> BRIEF: Go over the records and count each line that has the string "JSON". Give the number and nothing else.

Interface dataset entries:
::::
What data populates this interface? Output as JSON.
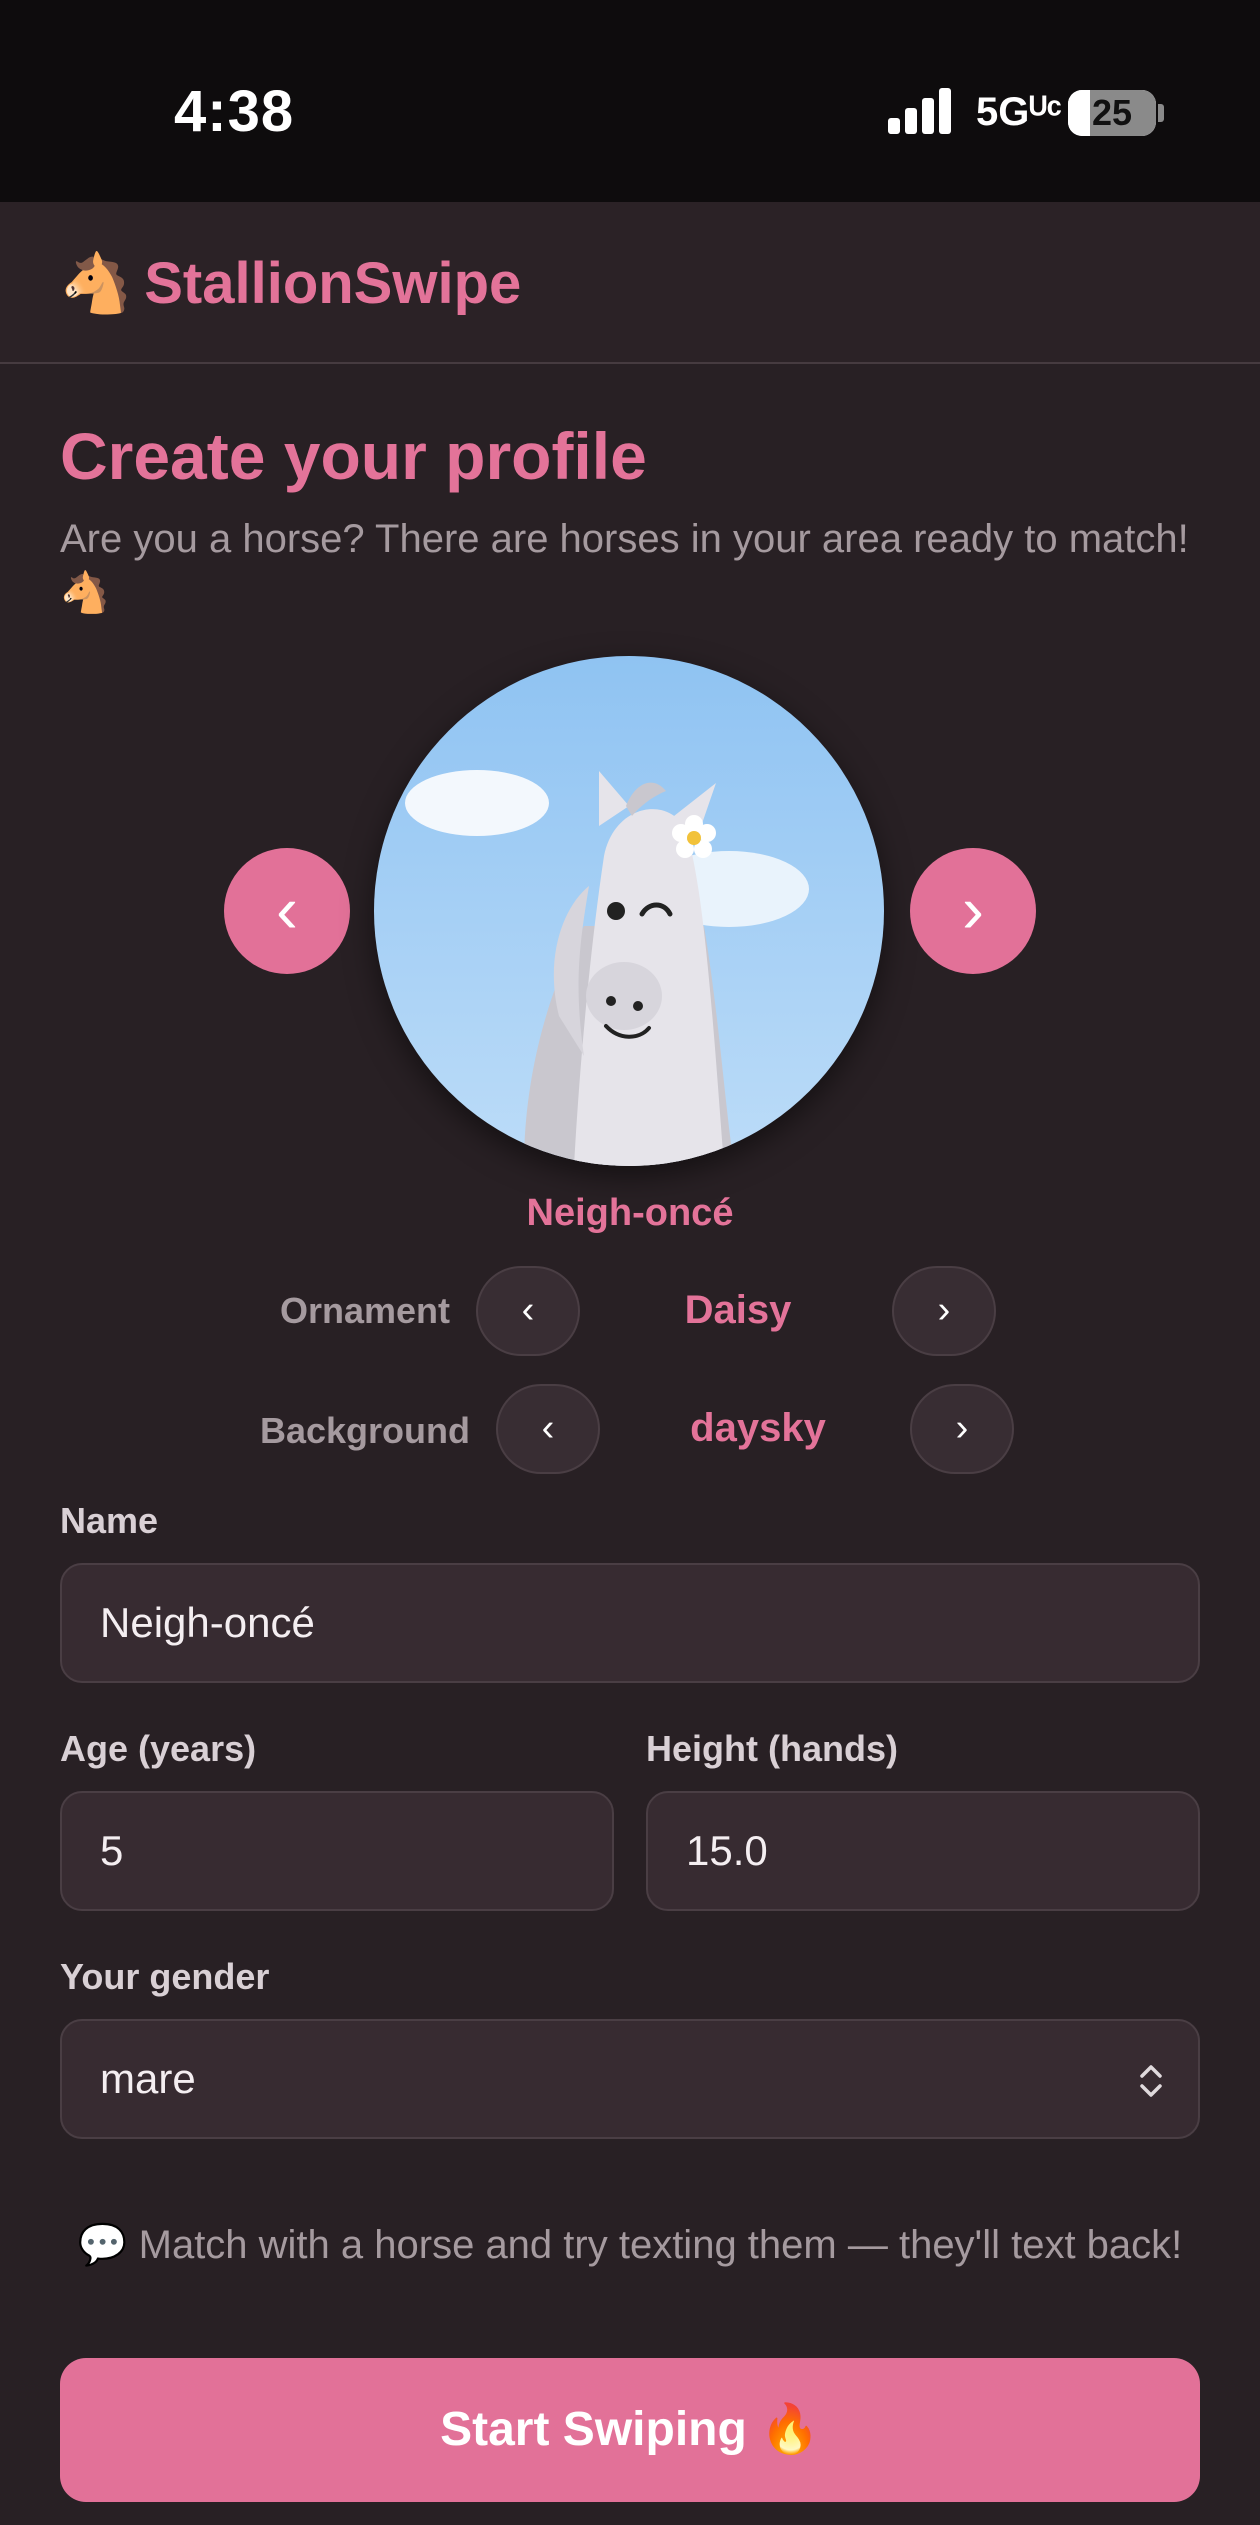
{
  "status_bar": {
    "time": "4:38",
    "network": "5Gᵁᶜ",
    "battery": "25",
    "battery_level": 0.25
  },
  "app": {
    "brand_emoji": "🐴",
    "brand_name": "StallionSwipe"
  },
  "page": {
    "title": "Create your profile",
    "subtitle": "Are you a horse? There are horses in your area ready to match! 🐴"
  },
  "avatar": {
    "prev_label": "‹",
    "next_label": "›",
    "name": "Neigh-oncé",
    "colors": {
      "sky_top": "#8fc3f2",
      "sky_bottom": "#bcdcf8",
      "horse": "#e6e4ea"
    }
  },
  "customize": {
    "ornament": {
      "label": "Ornament",
      "value": "Daisy",
      "prev": "‹",
      "next": "›"
    },
    "background": {
      "label": "Background",
      "value": "daysky",
      "prev": "‹",
      "next": "›"
    }
  },
  "form": {
    "name": {
      "label": "Name",
      "value": "Neigh-oncé"
    },
    "age": {
      "label": "Age (years)",
      "value": "5"
    },
    "height": {
      "label": "Height (hands)",
      "value": "15.0"
    },
    "gender": {
      "label": "Your gender",
      "value": "mare"
    }
  },
  "hint": "💬 Match with a horse and try texting them — they'll text back!",
  "cta": {
    "label": "Start Swiping 🔥"
  },
  "theme": {
    "accent": "#e27198",
    "background": "#282024",
    "field": "#372b31"
  }
}
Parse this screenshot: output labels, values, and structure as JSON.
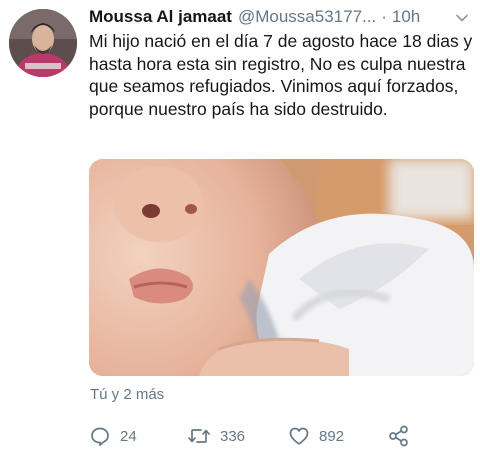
{
  "tweet": {
    "author_name": "Moussa Al jamaat",
    "handle": "@Moussa53177...",
    "separator": "·",
    "time": "10h",
    "text": "Mi hijo nació en el día 7 de agosto hace 18 dias y hasta hora esta sin registro, No es culpa nuestra que seamos refugiados. Vinimos aquí forzados, porque nuestro país ha sido destruido.",
    "social_context": "Tú y 2 más",
    "replies": "24",
    "retweets": "336",
    "likes": "892"
  },
  "icons": {
    "reply": "speech-bubble-icon",
    "retweet": "retweet-arrows-icon",
    "like": "heart-icon",
    "share": "share-nodes-icon",
    "more": "chevron-down-icon"
  },
  "colors": {
    "text": "#14171a",
    "secondary": "#657786",
    "background": "#ffffff"
  }
}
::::
> ANSWER FOR THIS EXERCISE: 2